MIDLAND, TX (KWES) - Soon, many people around the country will look up to the sky to see a phenomenon that is visible from Earth once in a generation.
"38 years ago was the last total solar eclipse visible to the United States. The last one that went coast to coast was in 1902," said Zach Coker, Director of the Marian West and William Blanton Blakemore Planetarium.
But astronomers say if you want to catch this event at it's best, you'll want to be timely.
"1 p.m. Just after 1 p.m., the moon will be as far in front of the sun as it will appear," said Coker.
At that time, you'll only be able to see about 25% of the sun. Now, during the eclipse, it may be hard to see just how much darker it really becomes.
"One of the things I like to do is pick an object and make note of what it looks like before it starts and make note of it during totality to see the difference," said Coker.
The Museum of the Southwest and the Sibley Nature Center are hosting a viewing party at the Blakemore Planetarium starting at noon and running until 2 p.m. There will be food trucks on site as well as some outdoor fun.
"We'll have telescopes outside that people can view the sun with. We will also be handing out solar glasses. We'll have live views from around the country as well," said Coker.
No matter where you plan to watch the eclipse, Zach says to never look at the sun without protective gear. He recommends purchasing solar glasses but if that is not an option, there are a couple alternatives.
"You can use welders glass or welders goggles. That's gonna be the other safest thing to use," said Coker.

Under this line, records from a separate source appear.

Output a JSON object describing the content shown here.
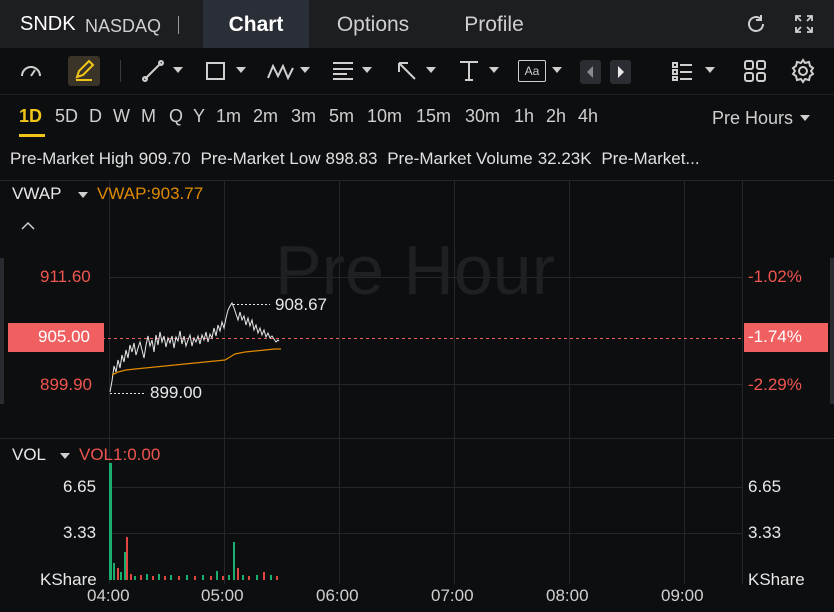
{
  "header": {
    "ticker": "SNDK",
    "exchange": "NASDAQ",
    "tabs": [
      {
        "label": "Chart",
        "active": true
      },
      {
        "label": "Options",
        "active": false
      },
      {
        "label": "Profile",
        "active": false
      }
    ]
  },
  "toolbar": {
    "icons": [
      "gauge-icon",
      "pen-icon",
      "line-tool-icon",
      "rectangle-tool-icon",
      "pattern-tool-icon",
      "fib-tool-icon",
      "arrow-tool-icon",
      "ruler-tool-icon",
      "text-tool-icon",
      "step-back-icon",
      "step-forward-icon",
      "list-icon",
      "grid-icon",
      "settings-icon"
    ],
    "text_tool_label": "Aa"
  },
  "intervals": [
    "1D",
    "5D",
    "D",
    "W",
    "M",
    "Q",
    "Y",
    "1m",
    "2m",
    "3m",
    "5m",
    "10m",
    "15m",
    "30m",
    "1h",
    "2h",
    "4h"
  ],
  "active_interval": "1D",
  "session_selector": "Pre Hours",
  "premarket": {
    "high_label": "Pre-Market High",
    "high": "909.70",
    "low_label": "Pre-Market Low",
    "low": "898.83",
    "volume_label": "Pre-Market Volume",
    "volume": "32.23K",
    "more_label": "Pre-Market..."
  },
  "price_panel": {
    "indicator": "VWAP",
    "indicator_value": "VWAP:903.77",
    "watermark": "Pre Hour",
    "left_ticks": [
      "911.60",
      "899.90"
    ],
    "current_price": "905.00",
    "right_ticks": [
      "-1.02%",
      "-2.29%"
    ],
    "current_pct": "-1.74%",
    "high_marker": "908.67",
    "low_marker": "899.00",
    "colors": {
      "price_line": "#e8e8e8",
      "vwap_line": "#e08a00",
      "down": "#f04b4b",
      "current_bg": "#f06060"
    }
  },
  "volume_panel": {
    "indicator": "VOL",
    "indicator_value": "VOL1:0.00",
    "left_ticks": [
      "6.65",
      "3.33"
    ],
    "right_ticks": [
      "6.65",
      "3.33"
    ],
    "unit": "KShare",
    "colors": {
      "up": "#1aaf6e",
      "down": "#e0483f"
    }
  },
  "x_axis": [
    "04:00",
    "05:00",
    "06:00",
    "07:00",
    "08:00",
    "09:00"
  ]
}
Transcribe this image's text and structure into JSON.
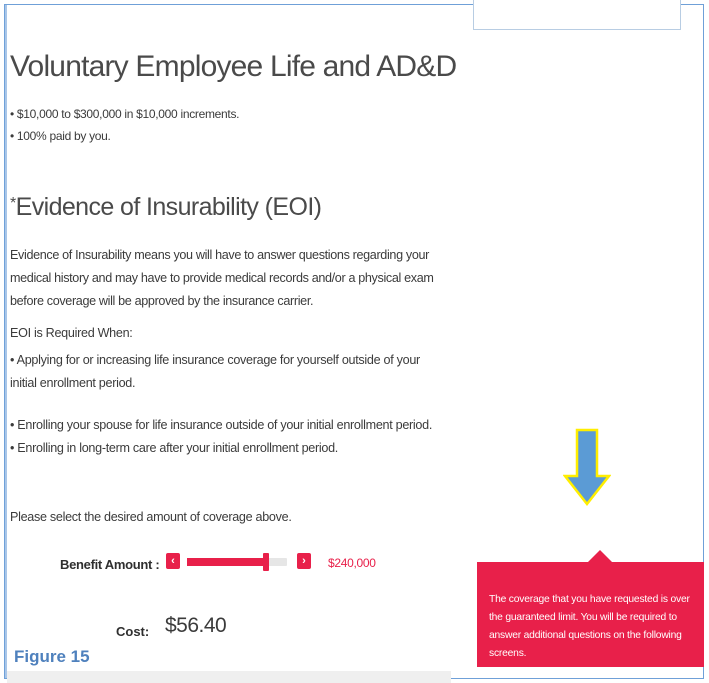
{
  "main": {
    "title": "Voluntary Employee Life and AD&D",
    "bullets": [
      "• $10,000 to $300,000 in $10,000 increments.",
      "• 100% paid by you."
    ],
    "eoi_star": "*",
    "eoi_heading": "Evidence of Insurability (EOI)",
    "eoi_description": "Evidence of Insurability means you will have to answer questions regarding your medical history and may have to provide medical records and/or a physical exam before coverage will be approved by the insurance carrier.",
    "eoi_required_heading": "EOI is Required When:",
    "eoi_required_items": [
      "• Applying for or increasing life insurance coverage for yourself outside of your initial enrollment period.",
      "• Enrolling your spouse for life insurance outside of your initial enrollment period.",
      "• Enrolling in long-term care after your initial enrollment period."
    ],
    "select_prompt": "Please select the desired amount of coverage above."
  },
  "benefit": {
    "label": "Benefit Amount :",
    "decrease_glyph": "‹",
    "increase_glyph": "›",
    "value_text": "$240,000",
    "min": 10000,
    "max": 300000,
    "value": 240000
  },
  "cost": {
    "label": "Cost:",
    "value": "$56.40"
  },
  "tooltip": {
    "text": "The coverage that you have requested is over the guaranteed limit. You will be required to answer additional questions on the following screens."
  },
  "caption": "Figure 15",
  "colors": {
    "accent": "#e8204a",
    "arrow_fill": "#5b9bd5",
    "arrow_stroke": "#ffee00",
    "caption": "#4f81bd"
  },
  "icons": {
    "annotation_arrow": "down-arrow-icon"
  }
}
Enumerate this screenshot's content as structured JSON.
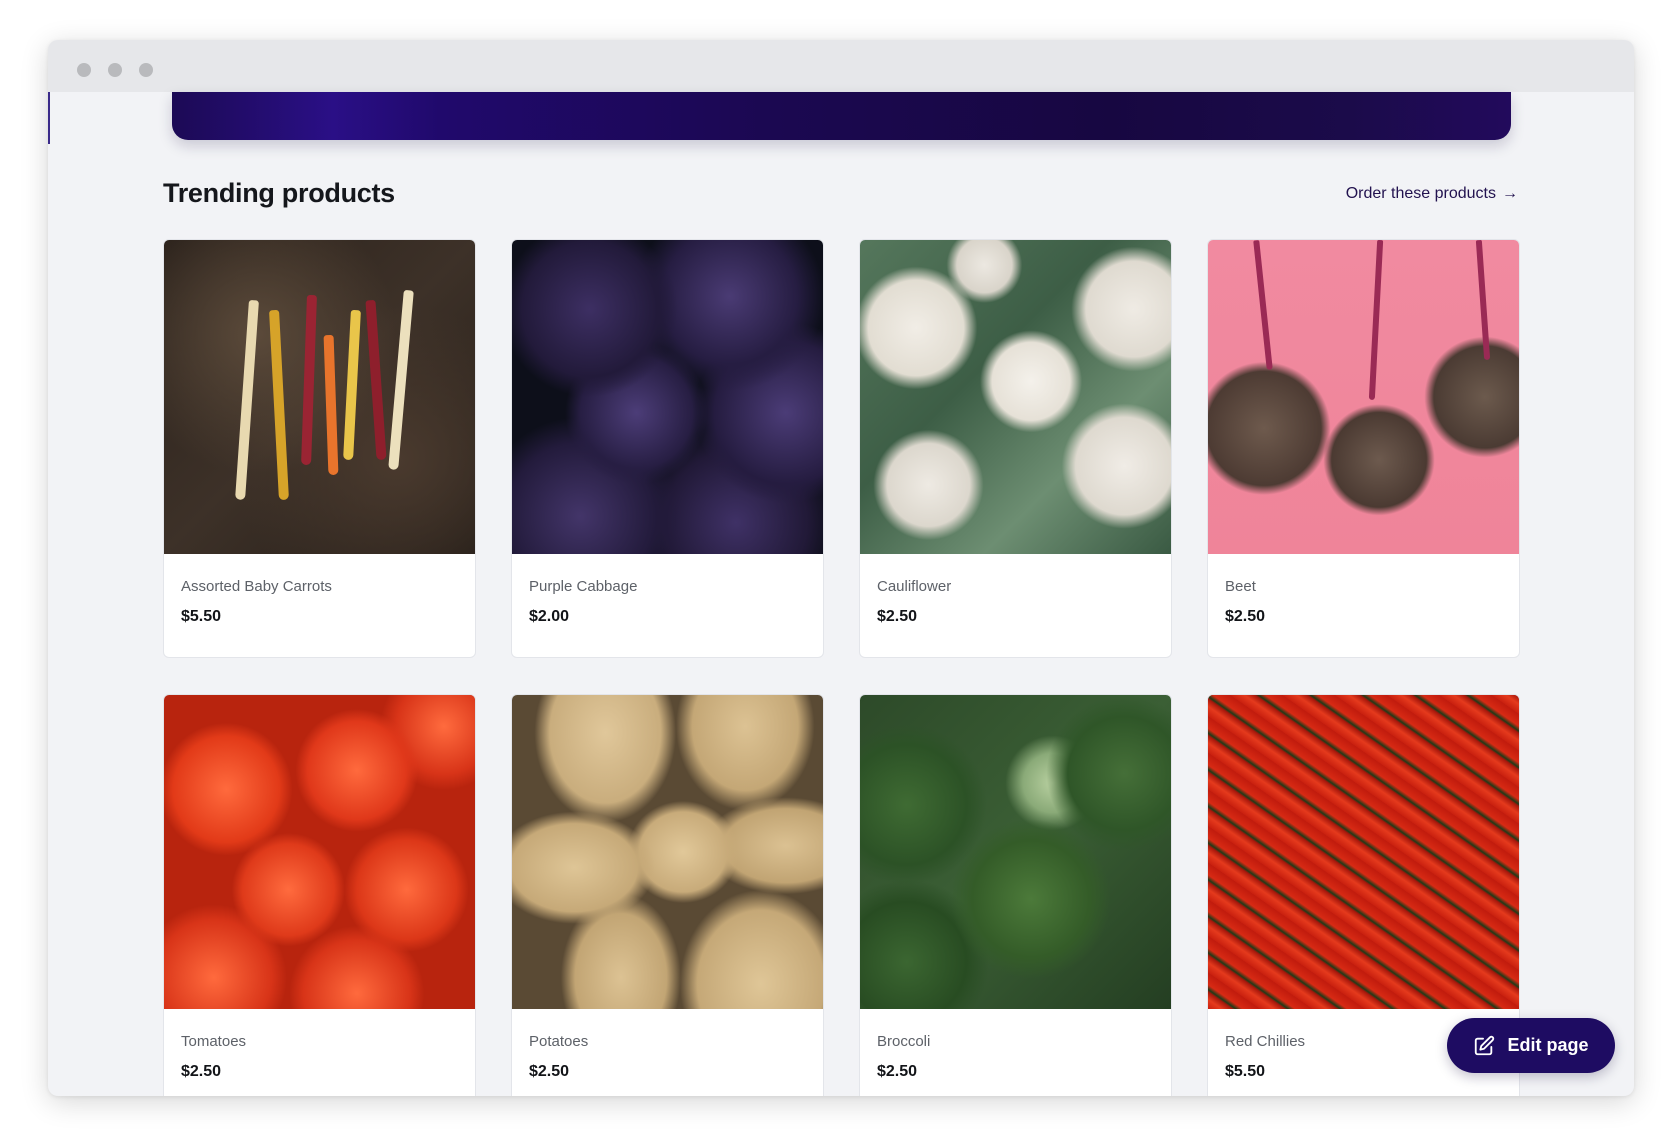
{
  "section": {
    "title": "Trending products",
    "order_link": "Order these products",
    "order_arrow": "→"
  },
  "products": [
    {
      "name": "Assorted Baby Carrots",
      "price": "$5.50",
      "image": "carrots-photo"
    },
    {
      "name": "Purple Cabbage",
      "price": "$2.00",
      "image": "cabbage-photo"
    },
    {
      "name": "Cauliflower",
      "price": "$2.50",
      "image": "cauliflower-photo"
    },
    {
      "name": "Beet",
      "price": "$2.50",
      "image": "beet-photo"
    },
    {
      "name": "Tomatoes",
      "price": "$2.50",
      "image": "tomatoes-photo"
    },
    {
      "name": "Potatoes",
      "price": "$2.50",
      "image": "potatoes-photo"
    },
    {
      "name": "Broccoli",
      "price": "$2.50",
      "image": "broccoli-photo"
    },
    {
      "name": "Red Chillies",
      "price": "$5.50",
      "image": "chillies-photo"
    }
  ],
  "edit_button": {
    "label": "Edit page",
    "icon": "edit-pencil-icon"
  },
  "colors": {
    "accent": "#1e0c62",
    "hero": "#1b0851",
    "background": "#f2f3f6"
  }
}
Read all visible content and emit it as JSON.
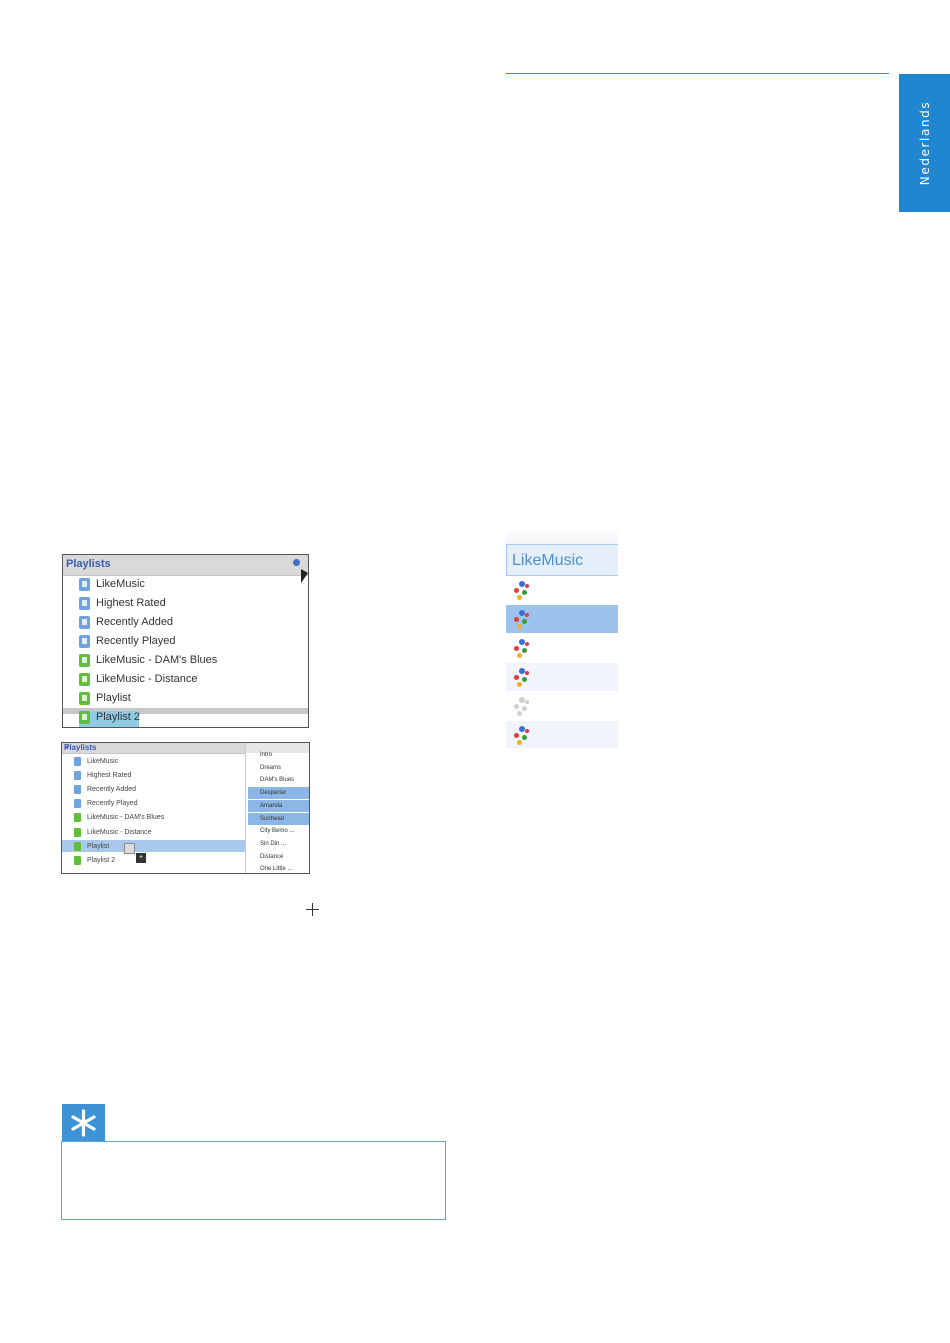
{
  "side_tab": {
    "language": "Nederlands"
  },
  "screenshot_1": {
    "header": "Playlists",
    "items": [
      {
        "label": "LikeMusic",
        "icon": "blue"
      },
      {
        "label": "Highest Rated",
        "icon": "blue"
      },
      {
        "label": "Recently Added",
        "icon": "blue"
      },
      {
        "label": "Recently Played",
        "icon": "blue"
      },
      {
        "label": "LikeMusic - DAM's Blues",
        "icon": "green"
      },
      {
        "label": "LikeMusic - Distance",
        "icon": "green"
      },
      {
        "label": "Playlist",
        "icon": "green"
      },
      {
        "label": "Playlist 2",
        "icon": "green"
      }
    ]
  },
  "screenshot_2": {
    "header": "Playlists",
    "close": "×",
    "items": [
      {
        "label": "LikeMusic",
        "icon": "blue"
      },
      {
        "label": "Highest Rated",
        "icon": "blue"
      },
      {
        "label": "Recently Added",
        "icon": "blue"
      },
      {
        "label": "Recently Played",
        "icon": "blue"
      },
      {
        "label": "LikeMusic - DAM's Blues",
        "icon": "green"
      },
      {
        "label": "LikeMusic - Distance",
        "icon": "green"
      },
      {
        "label": "Playlist",
        "icon": "green"
      },
      {
        "label": "Playlist 2",
        "icon": "green"
      }
    ],
    "drag_badge": "+",
    "songs": [
      {
        "label": "Intro",
        "selected": false
      },
      {
        "label": "Dreams",
        "selected": false
      },
      {
        "label": "DAM's Blues",
        "selected": false
      },
      {
        "label": "Despertar",
        "selected": true
      },
      {
        "label": "Amanda",
        "selected": true
      },
      {
        "label": "Sunhead",
        "selected": true
      },
      {
        "label": "City Bemo ...",
        "selected": false
      },
      {
        "label": "Sin Din ...",
        "selected": false
      },
      {
        "label": "Distance",
        "selected": false
      },
      {
        "label": "One Little ...",
        "selected": false
      }
    ]
  },
  "likemusic": {
    "title": "LikeMusic",
    "rows": [
      "odd",
      "sel",
      "odd",
      "even",
      "odd",
      "even"
    ]
  },
  "colors": {
    "accent": "#1f86cf",
    "tip": "#3d93d6"
  }
}
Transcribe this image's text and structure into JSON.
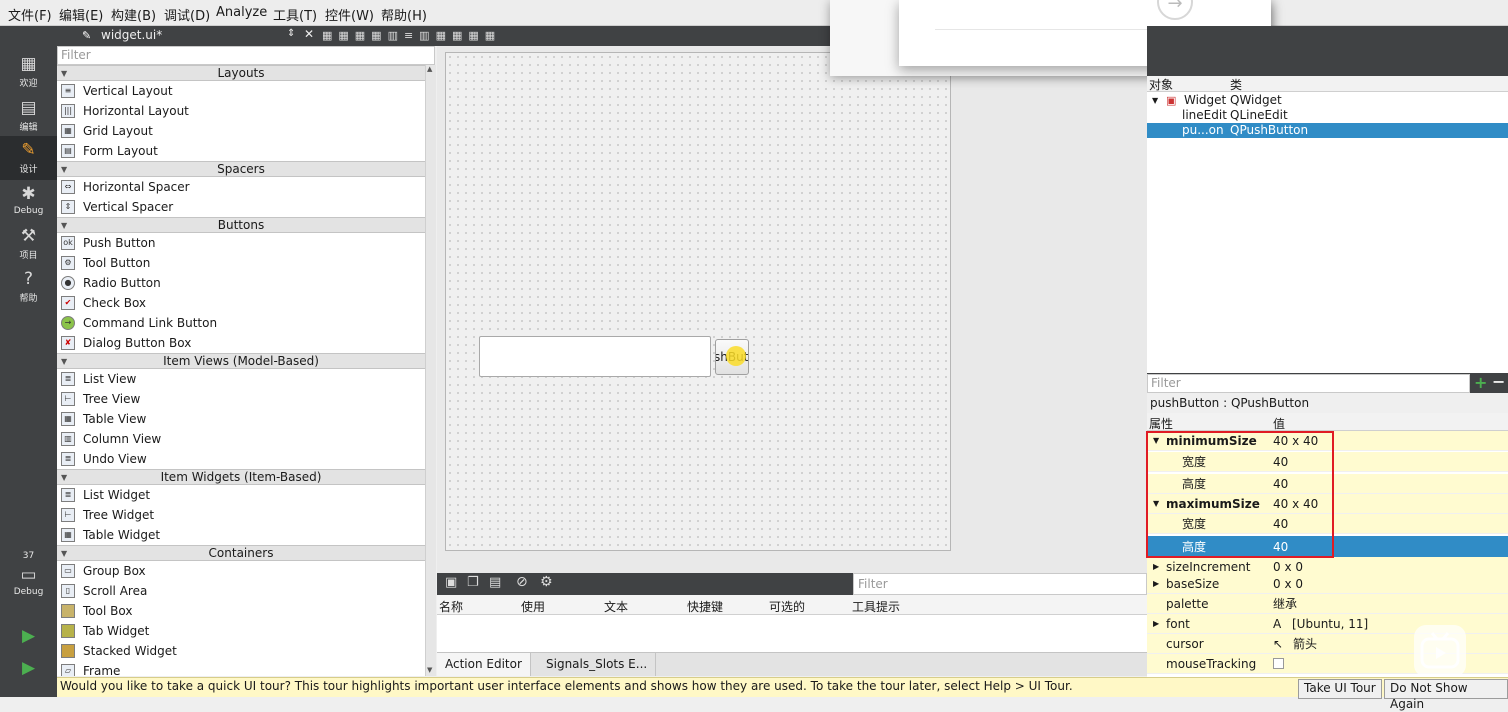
{
  "menu": [
    "文件(F)",
    "编辑(E)",
    "构建(B)",
    "调试(D)",
    "Analyze",
    "工具(T)",
    "控件(W)",
    "帮助(H)"
  ],
  "modes": [
    {
      "label": "欢迎",
      "icon": "grid-icon"
    },
    {
      "label": "编辑",
      "icon": "edit-document-icon"
    },
    {
      "label": "设计",
      "icon": "pencil-icon"
    },
    {
      "label": "Debug",
      "icon": "bug-icon"
    },
    {
      "label": "项目",
      "icon": "wrench-icon"
    },
    {
      "label": "帮助",
      "icon": "help-icon"
    }
  ],
  "kit": {
    "number": "37",
    "label": "Debug"
  },
  "editor": {
    "filename": "widget.ui*"
  },
  "widgetbox": {
    "filter_placeholder": "Filter",
    "categories": {
      "layouts": "Layouts",
      "spacers": "Spacers",
      "buttons": "Buttons",
      "item_views": "Item Views (Model-Based)",
      "item_widgets": "Item Widgets (Item-Based)",
      "containers": "Containers"
    },
    "items": {
      "vertical_layout": "Vertical Layout",
      "horizontal_layout": "Horizontal Layout",
      "grid_layout": "Grid Layout",
      "form_layout": "Form Layout",
      "horizontal_spacer": "Horizontal Spacer",
      "vertical_spacer": "Vertical Spacer",
      "push_button": "Push Button",
      "tool_button": "Tool Button",
      "radio_button": "Radio Button",
      "check_box": "Check Box",
      "command_link_button": "Command Link Button",
      "dialog_button_box": "Dialog Button Box",
      "list_view": "List View",
      "tree_view": "Tree View",
      "table_view": "Table View",
      "column_view": "Column View",
      "undo_view": "Undo View",
      "list_widget": "List Widget",
      "tree_widget": "Tree Widget",
      "table_widget": "Table Widget",
      "group_box": "Group Box",
      "scroll_area": "Scroll Area",
      "tool_box": "Tool Box",
      "tab_widget": "Tab Widget",
      "stacked_widget": "Stacked Widget",
      "frame": "Frame"
    }
  },
  "form": {
    "push_button_text": "shBut"
  },
  "action_editor": {
    "filter_placeholder": "Filter",
    "columns": [
      "名称",
      "使用",
      "文本",
      "快捷键",
      "可选的",
      "工具提示"
    ],
    "tabs": [
      "Action Editor",
      "Signals_Slots E..."
    ]
  },
  "object_inspector": {
    "columns": [
      "对象",
      "类"
    ],
    "rows": [
      {
        "name": "Widget",
        "class": "QWidget"
      },
      {
        "name": "lineEdit",
        "class": "QLineEdit"
      },
      {
        "name": "pu...on",
        "class": "QPushButton"
      }
    ]
  },
  "property_editor": {
    "filter_placeholder": "Filter",
    "title": "pushButton : QPushButton",
    "columns": [
      "属性",
      "值"
    ],
    "rows": {
      "minimumSize": {
        "name": "minimumSize",
        "value": "40 x 40"
      },
      "min_width": {
        "name": "宽度",
        "value": "40"
      },
      "min_height": {
        "name": "高度",
        "value": "40"
      },
      "maximumSize": {
        "name": "maximumSize",
        "value": "40 x 40"
      },
      "max_width": {
        "name": "宽度",
        "value": "40"
      },
      "max_height": {
        "name": "高度",
        "value": "40"
      },
      "sizeIncrement": {
        "name": "sizeIncrement",
        "value": "0 x 0"
      },
      "baseSize": {
        "name": "baseSize",
        "value": "0 x 0"
      },
      "palette": {
        "name": "palette",
        "value": "继承"
      },
      "font": {
        "name": "font",
        "value": "[Ubuntu, 11]"
      },
      "cursor": {
        "name": "cursor",
        "value": "箭头"
      },
      "mouseTracking": {
        "name": "mouseTracking",
        "value": ""
      }
    }
  },
  "tour": {
    "message": "Would you like to take a quick UI tour? This tour highlights important user interface elements and shows how they are used. To take the tour later, select Help > UI Tour.",
    "take_label": "Take UI Tour",
    "dismiss_label": "Do Not Show Again"
  },
  "colors": {
    "selection": "#308cc6",
    "highlight_box": "#e01b24",
    "changed_property": "#fffbd0"
  }
}
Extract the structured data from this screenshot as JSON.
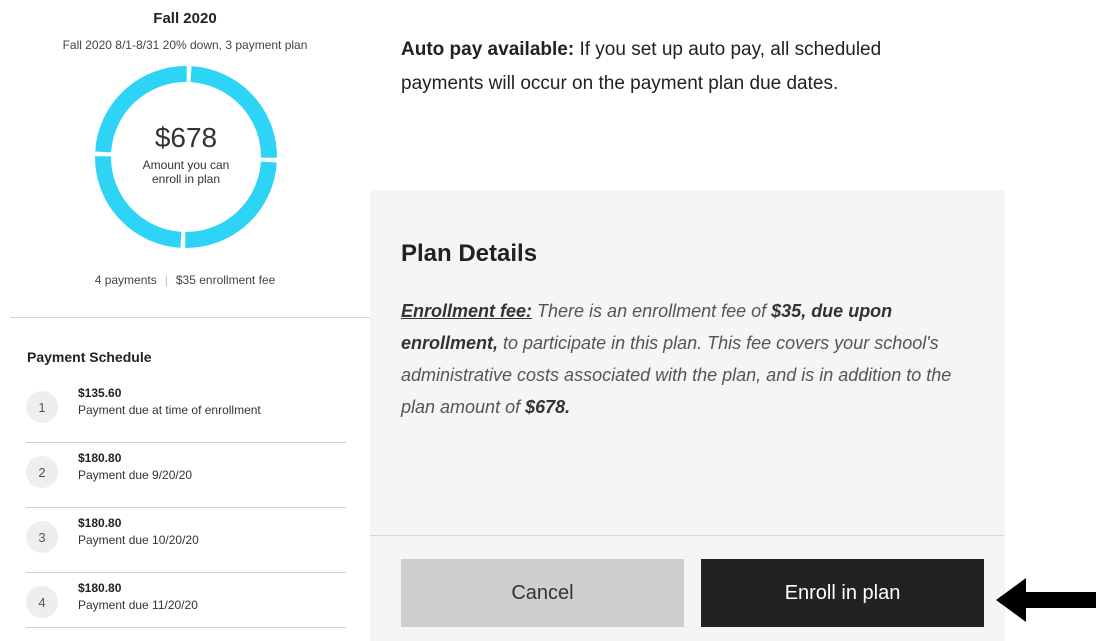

Coker reminds eclipse viewers to stay hydrated, wear sunblock and dress cool in order to truly enjoy this rare experience.